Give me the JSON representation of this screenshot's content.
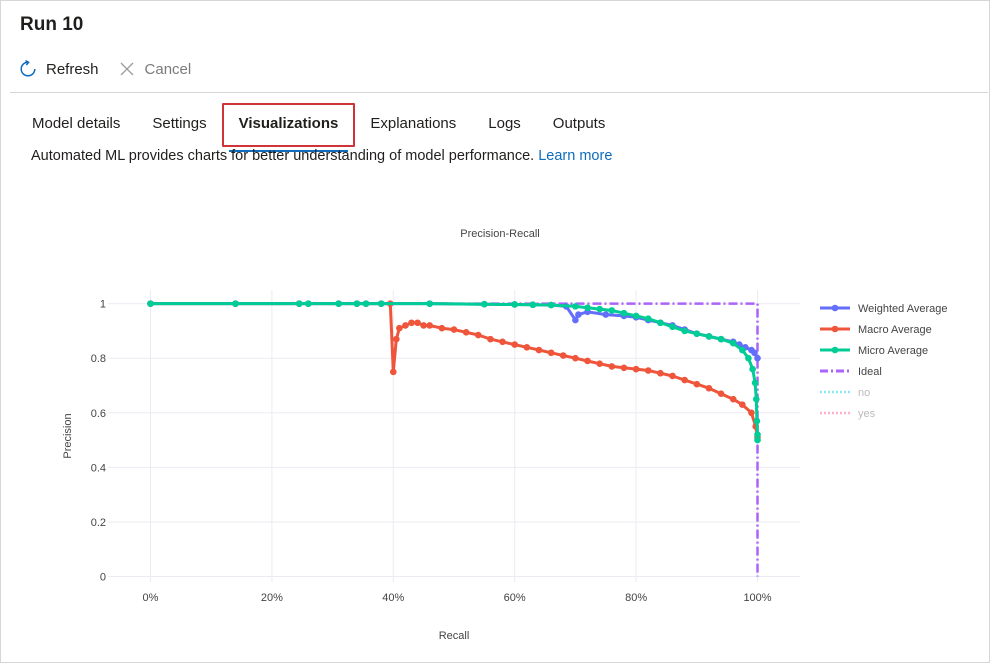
{
  "window": {
    "title": "Run 10"
  },
  "commands": {
    "refresh": "Refresh",
    "cancel": "Cancel"
  },
  "tabs": [
    {
      "label": "Model details"
    },
    {
      "label": "Settings"
    },
    {
      "label": "Visualizations",
      "active": true
    },
    {
      "label": "Explanations"
    },
    {
      "label": "Logs"
    },
    {
      "label": "Outputs"
    }
  ],
  "description": {
    "text": "Automated ML provides charts for better understanding of model performance.",
    "link": "Learn more"
  },
  "colors": {
    "accent": "#0f6cbd",
    "highlight": "#d13438"
  },
  "chart_data": {
    "type": "line",
    "title": "Precision-Recall",
    "xlabel": "Recall",
    "ylabel": "Precision",
    "xlim": [
      -0.07,
      1.07
    ],
    "ylim": [
      -0.02,
      1.05
    ],
    "xticks": [
      0,
      0.2,
      0.4,
      0.6,
      0.8,
      1.0
    ],
    "xtick_labels": [
      "0%",
      "20%",
      "40%",
      "60%",
      "80%",
      "100%"
    ],
    "yticks": [
      0,
      0.2,
      0.4,
      0.6,
      0.8,
      1
    ],
    "ytick_labels": [
      "0",
      "0.2",
      "0.4",
      "0.6",
      "0.8",
      "1"
    ],
    "grid": true,
    "legend_position": "right",
    "series": [
      {
        "name": "Weighted Average",
        "color": "#636efa",
        "style": "line-markers",
        "x": [
          0,
          0.14,
          0.245,
          0.26,
          0.31,
          0.34,
          0.355,
          0.38,
          0.46,
          0.55,
          0.6,
          0.63,
          0.66,
          0.685,
          0.7,
          0.705,
          0.72,
          0.75,
          0.78,
          0.8,
          0.82,
          0.84,
          0.86,
          0.88,
          0.9,
          0.92,
          0.94,
          0.96,
          0.97,
          0.98,
          0.99,
          0.995,
          1.0
        ],
        "y": [
          1,
          1,
          1,
          1,
          1,
          1,
          1,
          1,
          1,
          0.998,
          0.997,
          0.996,
          0.995,
          0.99,
          0.94,
          0.96,
          0.97,
          0.96,
          0.955,
          0.95,
          0.94,
          0.93,
          0.92,
          0.905,
          0.89,
          0.88,
          0.87,
          0.86,
          0.85,
          0.84,
          0.83,
          0.82,
          0.8
        ]
      },
      {
        "name": "Macro Average",
        "color": "#ef553b",
        "style": "line-markers",
        "x": [
          0,
          0.14,
          0.245,
          0.26,
          0.31,
          0.34,
          0.355,
          0.38,
          0.395,
          0.4,
          0.405,
          0.41,
          0.42,
          0.43,
          0.44,
          0.45,
          0.46,
          0.48,
          0.5,
          0.52,
          0.54,
          0.56,
          0.58,
          0.6,
          0.62,
          0.64,
          0.66,
          0.68,
          0.7,
          0.72,
          0.74,
          0.76,
          0.78,
          0.8,
          0.82,
          0.84,
          0.86,
          0.88,
          0.9,
          0.92,
          0.94,
          0.96,
          0.975,
          0.99,
          0.997,
          1.0
        ],
        "y": [
          1,
          1,
          1,
          1,
          1,
          1,
          1,
          1,
          1,
          0.75,
          0.87,
          0.91,
          0.92,
          0.93,
          0.93,
          0.92,
          0.92,
          0.91,
          0.905,
          0.895,
          0.885,
          0.87,
          0.86,
          0.85,
          0.84,
          0.83,
          0.82,
          0.81,
          0.8,
          0.79,
          0.78,
          0.77,
          0.765,
          0.76,
          0.755,
          0.745,
          0.735,
          0.72,
          0.705,
          0.69,
          0.67,
          0.65,
          0.63,
          0.6,
          0.55,
          0.51
        ]
      },
      {
        "name": "Micro Average",
        "color": "#00cc96",
        "style": "line-markers",
        "x": [
          0,
          0.14,
          0.245,
          0.26,
          0.31,
          0.34,
          0.355,
          0.38,
          0.46,
          0.55,
          0.6,
          0.63,
          0.66,
          0.7,
          0.72,
          0.74,
          0.76,
          0.78,
          0.8,
          0.82,
          0.84,
          0.86,
          0.88,
          0.9,
          0.92,
          0.94,
          0.96,
          0.975,
          0.985,
          0.992,
          0.996,
          0.998,
          0.999,
          1.0,
          1.0
        ],
        "y": [
          1,
          1,
          1,
          1,
          1,
          1,
          1,
          1,
          1,
          0.998,
          0.997,
          0.996,
          0.995,
          0.99,
          0.985,
          0.98,
          0.975,
          0.965,
          0.955,
          0.945,
          0.93,
          0.915,
          0.9,
          0.89,
          0.88,
          0.87,
          0.855,
          0.83,
          0.8,
          0.76,
          0.71,
          0.65,
          0.57,
          0.52,
          0.5
        ]
      },
      {
        "name": "Ideal",
        "color": "#ab63fa",
        "style": "dashdot",
        "x": [
          0,
          1,
          1
        ],
        "y": [
          1,
          1,
          0
        ]
      },
      {
        "name": "no",
        "color": "#19d3f3",
        "style": "dotted",
        "muted": true
      },
      {
        "name": "yes",
        "color": "#ff6692",
        "style": "dotted",
        "muted": true
      }
    ]
  }
}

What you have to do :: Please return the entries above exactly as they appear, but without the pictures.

Solution to this task ::
Give me the JSON representation of this screenshot's content.
{
  "window": {
    "title": "Run 10"
  },
  "commands": {
    "refresh": "Refresh",
    "cancel": "Cancel"
  },
  "tabs": [
    {
      "label": "Model details"
    },
    {
      "label": "Settings"
    },
    {
      "label": "Visualizations",
      "active": true
    },
    {
      "label": "Explanations"
    },
    {
      "label": "Logs"
    },
    {
      "label": "Outputs"
    }
  ],
  "description": {
    "text": "Automated ML provides charts for better understanding of model performance.",
    "link": "Learn more"
  },
  "colors": {
    "accent": "#0f6cbd",
    "highlight": "#d13438"
  },
  "chart_data": {
    "type": "line",
    "title": "Precision-Recall",
    "xlabel": "Recall",
    "ylabel": "Precision",
    "xlim": [
      -0.07,
      1.07
    ],
    "ylim": [
      -0.02,
      1.05
    ],
    "xticks": [
      0,
      0.2,
      0.4,
      0.6,
      0.8,
      1.0
    ],
    "xtick_labels": [
      "0%",
      "20%",
      "40%",
      "60%",
      "80%",
      "100%"
    ],
    "yticks": [
      0,
      0.2,
      0.4,
      0.6,
      0.8,
      1
    ],
    "ytick_labels": [
      "0",
      "0.2",
      "0.4",
      "0.6",
      "0.8",
      "1"
    ],
    "grid": true,
    "legend_position": "right",
    "series": [
      {
        "name": "Weighted Average",
        "color": "#636efa",
        "style": "line-markers",
        "x": [
          0,
          0.14,
          0.245,
          0.26,
          0.31,
          0.34,
          0.355,
          0.38,
          0.46,
          0.55,
          0.6,
          0.63,
          0.66,
          0.685,
          0.7,
          0.705,
          0.72,
          0.75,
          0.78,
          0.8,
          0.82,
          0.84,
          0.86,
          0.88,
          0.9,
          0.92,
          0.94,
          0.96,
          0.97,
          0.98,
          0.99,
          0.995,
          1.0
        ],
        "y": [
          1,
          1,
          1,
          1,
          1,
          1,
          1,
          1,
          1,
          0.998,
          0.997,
          0.996,
          0.995,
          0.99,
          0.94,
          0.96,
          0.97,
          0.96,
          0.955,
          0.95,
          0.94,
          0.93,
          0.92,
          0.905,
          0.89,
          0.88,
          0.87,
          0.86,
          0.85,
          0.84,
          0.83,
          0.82,
          0.8
        ]
      },
      {
        "name": "Macro Average",
        "color": "#ef553b",
        "style": "line-markers",
        "x": [
          0,
          0.14,
          0.245,
          0.26,
          0.31,
          0.34,
          0.355,
          0.38,
          0.395,
          0.4,
          0.405,
          0.41,
          0.42,
          0.43,
          0.44,
          0.45,
          0.46,
          0.48,
          0.5,
          0.52,
          0.54,
          0.56,
          0.58,
          0.6,
          0.62,
          0.64,
          0.66,
          0.68,
          0.7,
          0.72,
          0.74,
          0.76,
          0.78,
          0.8,
          0.82,
          0.84,
          0.86,
          0.88,
          0.9,
          0.92,
          0.94,
          0.96,
          0.975,
          0.99,
          0.997,
          1.0
        ],
        "y": [
          1,
          1,
          1,
          1,
          1,
          1,
          1,
          1,
          1,
          0.75,
          0.87,
          0.91,
          0.92,
          0.93,
          0.93,
          0.92,
          0.92,
          0.91,
          0.905,
          0.895,
          0.885,
          0.87,
          0.86,
          0.85,
          0.84,
          0.83,
          0.82,
          0.81,
          0.8,
          0.79,
          0.78,
          0.77,
          0.765,
          0.76,
          0.755,
          0.745,
          0.735,
          0.72,
          0.705,
          0.69,
          0.67,
          0.65,
          0.63,
          0.6,
          0.55,
          0.51
        ]
      },
      {
        "name": "Micro Average",
        "color": "#00cc96",
        "style": "line-markers",
        "x": [
          0,
          0.14,
          0.245,
          0.26,
          0.31,
          0.34,
          0.355,
          0.38,
          0.46,
          0.55,
          0.6,
          0.63,
          0.66,
          0.7,
          0.72,
          0.74,
          0.76,
          0.78,
          0.8,
          0.82,
          0.84,
          0.86,
          0.88,
          0.9,
          0.92,
          0.94,
          0.96,
          0.975,
          0.985,
          0.992,
          0.996,
          0.998,
          0.999,
          1.0,
          1.0
        ],
        "y": [
          1,
          1,
          1,
          1,
          1,
          1,
          1,
          1,
          1,
          0.998,
          0.997,
          0.996,
          0.995,
          0.99,
          0.985,
          0.98,
          0.975,
          0.965,
          0.955,
          0.945,
          0.93,
          0.915,
          0.9,
          0.89,
          0.88,
          0.87,
          0.855,
          0.83,
          0.8,
          0.76,
          0.71,
          0.65,
          0.57,
          0.52,
          0.5
        ]
      },
      {
        "name": "Ideal",
        "color": "#ab63fa",
        "style": "dashdot",
        "x": [
          0,
          1,
          1
        ],
        "y": [
          1,
          1,
          0
        ]
      },
      {
        "name": "no",
        "color": "#19d3f3",
        "style": "dotted",
        "muted": true
      },
      {
        "name": "yes",
        "color": "#ff6692",
        "style": "dotted",
        "muted": true
      }
    ]
  }
}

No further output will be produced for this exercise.